• _THE TASK_: Output exactly what appears from the line containing "Enumerate this screenshot's" to the end of the data below, and nothing more.

• _RECORDS SHOWN_:
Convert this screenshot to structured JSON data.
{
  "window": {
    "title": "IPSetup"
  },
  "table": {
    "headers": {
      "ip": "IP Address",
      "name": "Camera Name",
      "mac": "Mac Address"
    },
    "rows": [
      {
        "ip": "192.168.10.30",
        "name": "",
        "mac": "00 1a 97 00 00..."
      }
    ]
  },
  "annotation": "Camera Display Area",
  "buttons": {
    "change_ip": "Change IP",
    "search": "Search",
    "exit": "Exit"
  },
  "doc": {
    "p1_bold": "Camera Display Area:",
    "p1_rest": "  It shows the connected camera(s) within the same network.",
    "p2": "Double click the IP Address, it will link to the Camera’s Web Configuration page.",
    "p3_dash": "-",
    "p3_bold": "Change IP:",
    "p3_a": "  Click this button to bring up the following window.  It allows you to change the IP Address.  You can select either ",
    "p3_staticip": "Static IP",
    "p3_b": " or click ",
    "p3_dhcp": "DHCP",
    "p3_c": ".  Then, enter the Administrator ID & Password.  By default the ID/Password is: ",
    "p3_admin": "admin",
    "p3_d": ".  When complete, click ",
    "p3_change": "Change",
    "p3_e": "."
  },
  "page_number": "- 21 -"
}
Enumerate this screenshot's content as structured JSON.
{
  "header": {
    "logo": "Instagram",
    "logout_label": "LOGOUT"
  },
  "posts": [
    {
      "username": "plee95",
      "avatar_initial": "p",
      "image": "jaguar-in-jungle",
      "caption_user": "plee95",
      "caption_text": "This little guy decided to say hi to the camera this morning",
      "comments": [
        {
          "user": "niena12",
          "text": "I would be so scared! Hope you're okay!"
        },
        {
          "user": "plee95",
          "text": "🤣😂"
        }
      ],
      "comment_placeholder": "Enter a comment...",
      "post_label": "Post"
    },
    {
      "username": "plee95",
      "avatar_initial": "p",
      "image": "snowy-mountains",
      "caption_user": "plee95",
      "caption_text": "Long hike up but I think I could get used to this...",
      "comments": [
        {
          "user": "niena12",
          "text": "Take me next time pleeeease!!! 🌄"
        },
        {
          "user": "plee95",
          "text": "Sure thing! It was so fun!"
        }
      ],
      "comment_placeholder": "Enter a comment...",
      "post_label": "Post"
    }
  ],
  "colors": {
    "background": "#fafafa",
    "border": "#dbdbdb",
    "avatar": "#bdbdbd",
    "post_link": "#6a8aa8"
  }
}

• _ANSWER AREA_:
Enumerate this screenshot's content as structured JSON.
{
  "header": {
    "logo": "Instagram",
    "logout_label": "LOGOUT"
  },
  "posts": [
    {
      "username": "plee95",
      "avatar_initial": "p",
      "image": "jaguar-in-jungle",
      "caption_user": "plee95",
      "caption_text": "This little guy decided to say hi to the camera this morning",
      "comments": [
        {
          "user": "niena12",
          "text": "I would be so scared! Hope you're okay!"
        },
        {
          "user": "plee95",
          "text": "🤣😂"
        }
      ],
      "comment_placeholder": "Enter a comment...",
      "post_label": "Post"
    },
    {
      "username": "plee95",
      "avatar_initial": "p",
      "image": "snowy-mountains",
      "caption_user": "plee95",
      "caption_text": "Long hike up but I think I could get used to this...",
      "comments": [
        {
          "user": "niena12",
          "text": "Take me next time pleeeease!!! 🌄"
        },
        {
          "user": "plee95",
          "text": "Sure thing! It was so fun!"
        }
      ],
      "comment_placeholder": "Enter a comment...",
      "post_label": "Post"
    }
  ],
  "colors": {
    "background": "#fafafa",
    "border": "#dbdbdb",
    "avatar": "#bdbdbd",
    "post_link": "#6a8aa8"
  }
}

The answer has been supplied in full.